9. A toy car according to claim 8, including a bearing bracket on said frame, a carriage pivotally mounted on said frame and having a cleaning element larger than the width of the track structure and having a portion bearing against said bearing bracket and a portion extending outwardly beyond said pivot, a resilient means connecting said carriage and said frame arranged to bias said cleaning element against said bearing bracket, the outer portion of said carriage being movable to bring said spring above said pivot and to bias said portion upwardly above said track structure and being movable to bring said spring below said pivot to bias said carriage against said `track structure.A

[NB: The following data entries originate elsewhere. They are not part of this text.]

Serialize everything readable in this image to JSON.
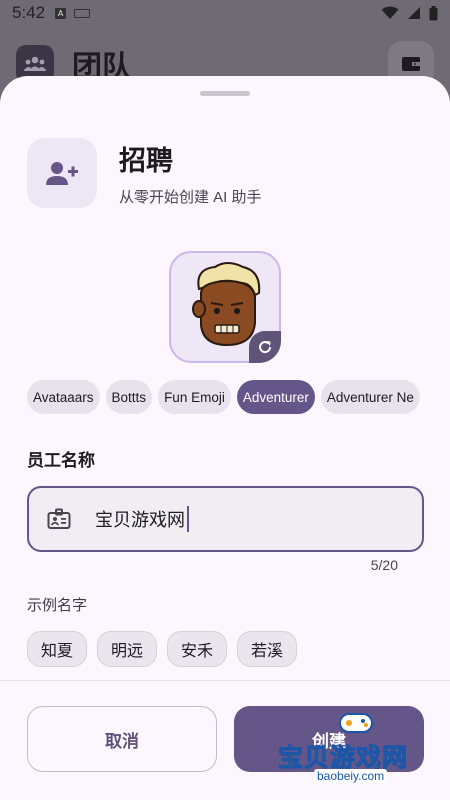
{
  "status_bar": {
    "time": "5:42",
    "notif_icon": "A"
  },
  "background": {
    "title": "团队",
    "team_icon": "group-icon",
    "wallet_icon": "wallet-icon"
  },
  "header": {
    "title": "招聘",
    "subtitle": "从零开始创建 AI 助手",
    "icon": "person-add-icon"
  },
  "avatar_styles": [
    {
      "label": "Avataaars",
      "selected": false
    },
    {
      "label": "Bottts",
      "selected": false
    },
    {
      "label": "Fun Emoji",
      "selected": false
    },
    {
      "label": "Adventurer",
      "selected": true
    },
    {
      "label": "Adventurer Ne",
      "selected": false
    }
  ],
  "name_field": {
    "label": "员工名称",
    "value": "宝贝游戏网",
    "counter": "5/20",
    "icon": "badge-icon"
  },
  "examples": {
    "label": "示例名字",
    "items": [
      "知夏",
      "明远",
      "安禾",
      "若溪"
    ]
  },
  "actions": {
    "cancel": "取消",
    "create": "创建"
  },
  "watermark": {
    "text": "宝贝游戏网",
    "url": "baobeiy.com"
  },
  "colors": {
    "primary": "#655689",
    "sheet_bg": "#fcf7ff",
    "chip_bg": "#e8e2ec"
  }
}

10. In combination with a toy railway car frame having a body mounted above wheels which move over a track, the improvement comprising a carriage pivotally mounted on said frame and having a cleaning element at one end thereof extending beyond the end of said body and overhanging said track, wheels mounted on said carriage, said wheels operatively engaging the track when the carriage is in an operative position, resilient means connecting said carriage and said body arranged to bias said element against said tracks when the element is manually moved below the horizontal, and to bias said element upwardly substantially above said track when the element is manually moved above the horizontal.

y11. In combination with a toy railway car frame having a body mounted above wheels which move over a track, the improvement comprising a carriage pivotally mounted on said frame and having a cleaning element pivotally mounted at one end thereof extending beyond the end of said body and overhanging said track, resilient means connecting said carriage and said body arranged to bias said element against said tracks when the element is manually moved below the horizontal, and to bias :said element upwardly substantially above said track when the element is manually moved above the horizontal.

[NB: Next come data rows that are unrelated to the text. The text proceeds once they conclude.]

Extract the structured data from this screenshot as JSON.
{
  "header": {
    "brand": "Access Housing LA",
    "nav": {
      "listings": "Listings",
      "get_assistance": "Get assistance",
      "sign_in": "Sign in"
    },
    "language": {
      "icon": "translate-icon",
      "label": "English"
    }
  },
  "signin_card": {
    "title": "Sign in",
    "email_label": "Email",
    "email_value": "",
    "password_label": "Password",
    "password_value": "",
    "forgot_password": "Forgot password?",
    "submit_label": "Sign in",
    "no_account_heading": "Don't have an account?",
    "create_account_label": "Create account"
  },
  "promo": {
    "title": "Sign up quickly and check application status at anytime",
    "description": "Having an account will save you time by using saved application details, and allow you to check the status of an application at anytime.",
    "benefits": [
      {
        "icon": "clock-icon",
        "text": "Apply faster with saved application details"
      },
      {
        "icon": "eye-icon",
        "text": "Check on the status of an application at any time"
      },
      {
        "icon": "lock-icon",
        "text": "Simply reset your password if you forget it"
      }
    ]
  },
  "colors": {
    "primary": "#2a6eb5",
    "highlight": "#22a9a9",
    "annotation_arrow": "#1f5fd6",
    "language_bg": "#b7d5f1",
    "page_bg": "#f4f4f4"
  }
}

12. The combination according to claim 11, wherein said element is provided with a rearwardly extending portion having wheels rotatably mounted thereon.

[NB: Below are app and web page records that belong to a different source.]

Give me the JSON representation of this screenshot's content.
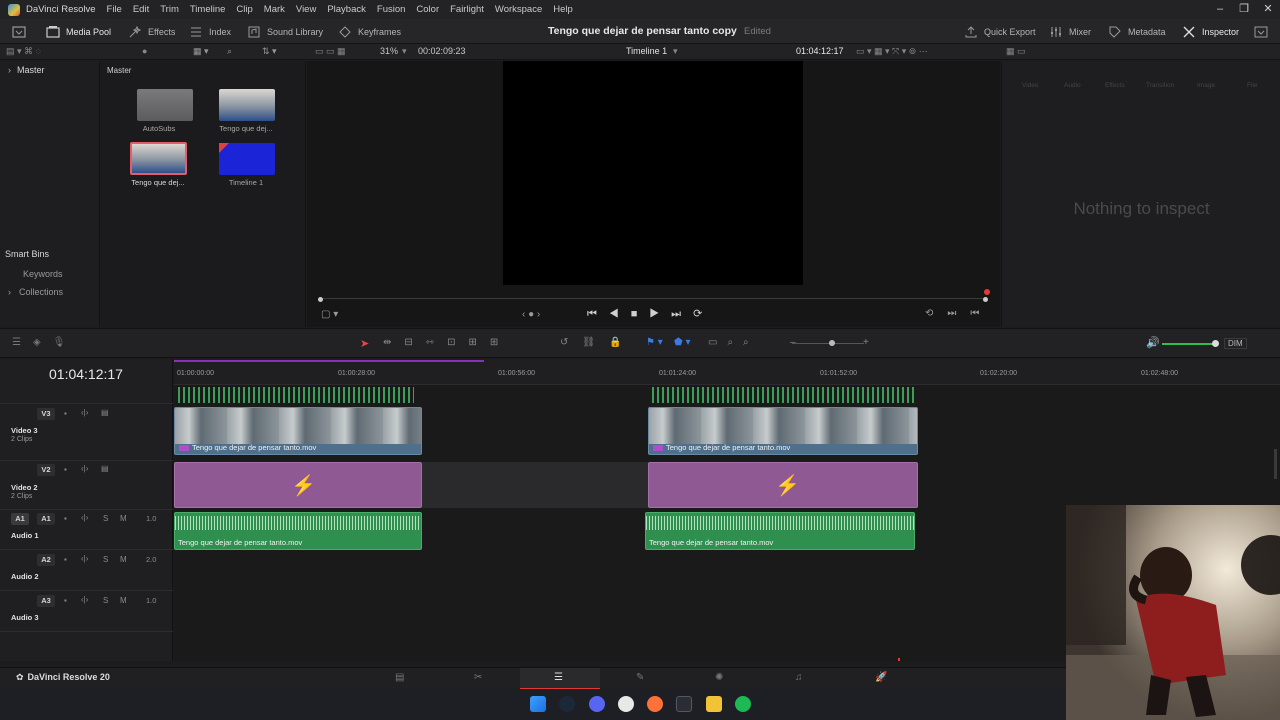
{
  "app": {
    "name": "DaVinci Resolve",
    "menu": [
      "File",
      "Edit",
      "Trim",
      "Timeline",
      "Clip",
      "Mark",
      "View",
      "Playback",
      "Fusion",
      "Color",
      "Fairlight",
      "Workspace",
      "Help"
    ]
  },
  "toolbar": {
    "media_pool": "Media Pool",
    "effects": "Effects",
    "index": "Index",
    "sound_library": "Sound Library",
    "keyframes": "Keyframes",
    "project_title": "Tengo que dejar de pensar tanto copy",
    "edited": "Edited",
    "quick_export": "Quick Export",
    "mixer": "Mixer",
    "metadata": "Metadata",
    "inspector": "Inspector"
  },
  "viewer_bar": {
    "zoom": "31%",
    "duration": "00:02:09:23",
    "timeline_name": "Timeline 1",
    "timecode": "01:04:12:17"
  },
  "bins": {
    "master": "Master",
    "smart_bins": "Smart Bins",
    "keywords": "Keywords",
    "collections": "Collections"
  },
  "media_pool": {
    "header": "Master",
    "items": [
      {
        "label": "AutoSubs",
        "kind": "folder"
      },
      {
        "label": "Tengo que dej...",
        "kind": "video"
      },
      {
        "label": "Tengo que dej...",
        "kind": "video"
      },
      {
        "label": "Timeline 1",
        "kind": "timeline"
      }
    ]
  },
  "inspector": {
    "tabs": [
      "Video",
      "Audio",
      "Effects",
      "Transition",
      "Image",
      "File"
    ],
    "empty": "Nothing to inspect"
  },
  "timeline": {
    "timecode": "01:04:12:17",
    "ruler": [
      "01:00:00:00",
      "01:00:28:00",
      "01:00:56:00",
      "01:01:24:00",
      "01:01:52:00",
      "01:02:20:00",
      "01:02:48:00"
    ],
    "dim": "DIM",
    "tracks": [
      {
        "id": "V3",
        "name": "Video 3",
        "sub": "2 Clips"
      },
      {
        "id": "V2",
        "name": "Video 2",
        "sub": "2 Clips"
      },
      {
        "id": "A1",
        "name": "Audio 1",
        "vol": "1.0",
        "solo": "S",
        "mute": "M"
      },
      {
        "id": "A2",
        "name": "Audio 2",
        "vol": "2.0",
        "solo": "S",
        "mute": "M"
      },
      {
        "id": "A3",
        "name": "Audio 3",
        "vol": "1.0",
        "solo": "S",
        "mute": "M"
      }
    ],
    "clip_name": "Tengo que dejar de pensar tanto.mov"
  },
  "pagebar": {
    "brand": "DaVinci Resolve 20"
  },
  "colors": {
    "video_clip": "#4f6f8a",
    "fusion_clip": "#8f5a94",
    "audio_clip": "#2f8f4f",
    "playhead": "#e53935",
    "accent": "#3a8ee6"
  }
}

References Cited in the file of this patent UNITED STATES PATENTS 471,814 Dowd et al Mar. 29, 1892 1,128,910 Simmons Feb. 16, 1915 2,042,029 Smith May 26, 1936 2,288,792 Daniels July 7, 1942 2,289,117 Harrison .Tuly 7, 1942 2,475,771 Wittner July 12, 1949 2,574,630 Edwards et al Nov. 13, 1951 2,774,089 Brown Dec. 18, 1956'

Patent Citations
Cited PatentFiling datePublication dateApplicantTitle
US471814 *Apr 23, 1891Mar 29, 1892 Track-cleaning apparatus
US1128910 *Nov 2, 1914Feb 16, 1915Samuel T SimmonsTrack cleaner and oiler.
US2042029 *Oct 19, 1932May 26, 1936Firestone Tire & Rubber CoRail wiper
US2288792 *Apr 10, 1940Jul 7, 1942The Lionel CorporationCoupling device for toy trains
US2289117 *Jun 22, 1940Jul 7, 1942John T HarrisonCleaning machine
US2475771 *Jul 10, 1947Jul 12, 1949Wittner Murray STrack cleaner
US2574630 *Nov 10, 1949Nov 13, 1951Edwards Clarence KCoupler for toy cars and releasing means
US2774089 *Oct 15, 1954Dec 18, 1956Brown Lester HAutomatic floor mop
Referenced by
Citing PatentFiling datePublication dateApplicantTitle
US3789768 *Nov 6, 1972Feb 5, 1974Twinn K IncSlot car track cleaning device
US3905452 *Nov 20, 1973Sep 16, 1975Westinghouse Electric CorpElevator system with guide rail cleaning devices
US4216846 *Dec 8, 1977Aug 12, 1980The Texacone CompanyElevator rail cleaning system
US5904100 *Dec 8, 1997May 18, 1999Findley; Barry B.Method and device to clean three rail model railroad tracks
US6148732 *Sep 30, 1998Nov 21, 2000Carolina Equipment & Supply Company, Inc.Railcar track cleaning system
US6374948 *Oct 28, 1999Apr 23, 2002Portec Rail Products, Inc.Rail lubricator
US6758145 *May 5, 2003Jul 6, 2004Henry HefterTrack cleaner for model railroads
Classifications
U.S. Classification104/279, 446/447, 184/3.2
International ClassificationE01H8/10, E01H8/00
Cooperative ClassificationE01H8/10
European ClassificationE01H8/10